I usually carry my passport in my trouser pocket; maybe it would still be there in the sunflower field. Now that could be real find for someone. In expert hands, my passport could be recycled for use by drug-traffickers, human traffickers, you name it. However dubious, such a final service might merit some recognition in some quarters.
If my computer bag were to be found, no doubt the computer would be wrecked for good. Still, I fear the electronics-savvy Russian-backed Eastern Ukrainians might be smart enough to recover the hard-drive and send it where they send the plane’s black-boxes. Maybe my bank account might get hacked; that could prove a real disappointment to hackers, considering my eternal overdraft. But I always carry an unfinished manuscript, handwritten, in my computer bag. If the diary is found, maybe the unfinished story might give some fleeting moments of pleasure to some. But that too seems unlikely.
The Violent World we live in
The last few days have been terrible. One blow after another to shake our faith in human nature.
First, there was the spoilt and deranged, rich kid in Santa Barbara, California, who gave vent to his sense of rejection by women through the act of killing five students. Then came the stoning of the Pakistani woman who married the man she loved against the wishes of her family. And, finally, the rape and lynching of two teenage girls in India, their bodies left hanging from a mango tree.
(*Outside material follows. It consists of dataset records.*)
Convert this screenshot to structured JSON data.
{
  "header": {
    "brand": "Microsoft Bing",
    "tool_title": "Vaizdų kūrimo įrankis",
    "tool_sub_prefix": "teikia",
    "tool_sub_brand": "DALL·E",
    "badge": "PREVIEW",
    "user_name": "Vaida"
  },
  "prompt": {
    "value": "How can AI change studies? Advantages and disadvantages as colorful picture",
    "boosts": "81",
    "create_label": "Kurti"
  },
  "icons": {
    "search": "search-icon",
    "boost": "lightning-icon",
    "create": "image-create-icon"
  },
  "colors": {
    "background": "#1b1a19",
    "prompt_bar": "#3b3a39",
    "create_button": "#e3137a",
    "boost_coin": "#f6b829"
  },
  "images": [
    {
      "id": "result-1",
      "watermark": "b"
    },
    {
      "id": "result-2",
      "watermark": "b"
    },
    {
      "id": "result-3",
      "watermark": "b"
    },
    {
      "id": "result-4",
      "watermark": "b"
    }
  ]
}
Jealousy, lust, hatred, and sheer blood thirst have played a role, in times of peace and war, since time immemorial in man’s inhumanity towards women. The literary arts have explored the phenomenon in Greek tragedies like “The Trojan Women” by Euripides, in Shakespeare’s “Othello,” and “Rape of Lucrece” and in Tennessee Williams’s “A Streetcar named Desire.” Great art does not glorify such violence, but it seems to grant it an immortal quality, as in Bernini’s sculptural representation of “Persephone and Hades” or in “Rape of the Sabine Women,” in the Louvre.
The ephemeral nature of a violent act is objectified by art into something terrible and imperishable, awesome in its pervasive repetitiveness. Only a rare legend chronicles vengeance and retribution that pursues and destroys the would-be perpetrator of violence, as in the story of Judith in the Old Testament. In modern times, the International Court may have punished some deserving criminals, but thousands of such others who take part in wars and genocide as in Rwanda go unpunished.
‘Honour killing’ is a laughable term that would never be in vogue had it not been for society’s indifference to the plight of women. The wheels of justice move very rarely and rarely even with the courage and persistence of victims such as Pakistan’s Mukhtaran Bibi who chose to live and fight after her terrible ordeal. Only a person like Phoolan Devi of the Chambal region (India’s Bandit Queen) can take matters in her own hands and deliver merciless justice to the heartless. She too perished at the hands of an assassin years later.
Some of the novels published by Bayeux explore these issues. Unfortunately, there are no answers.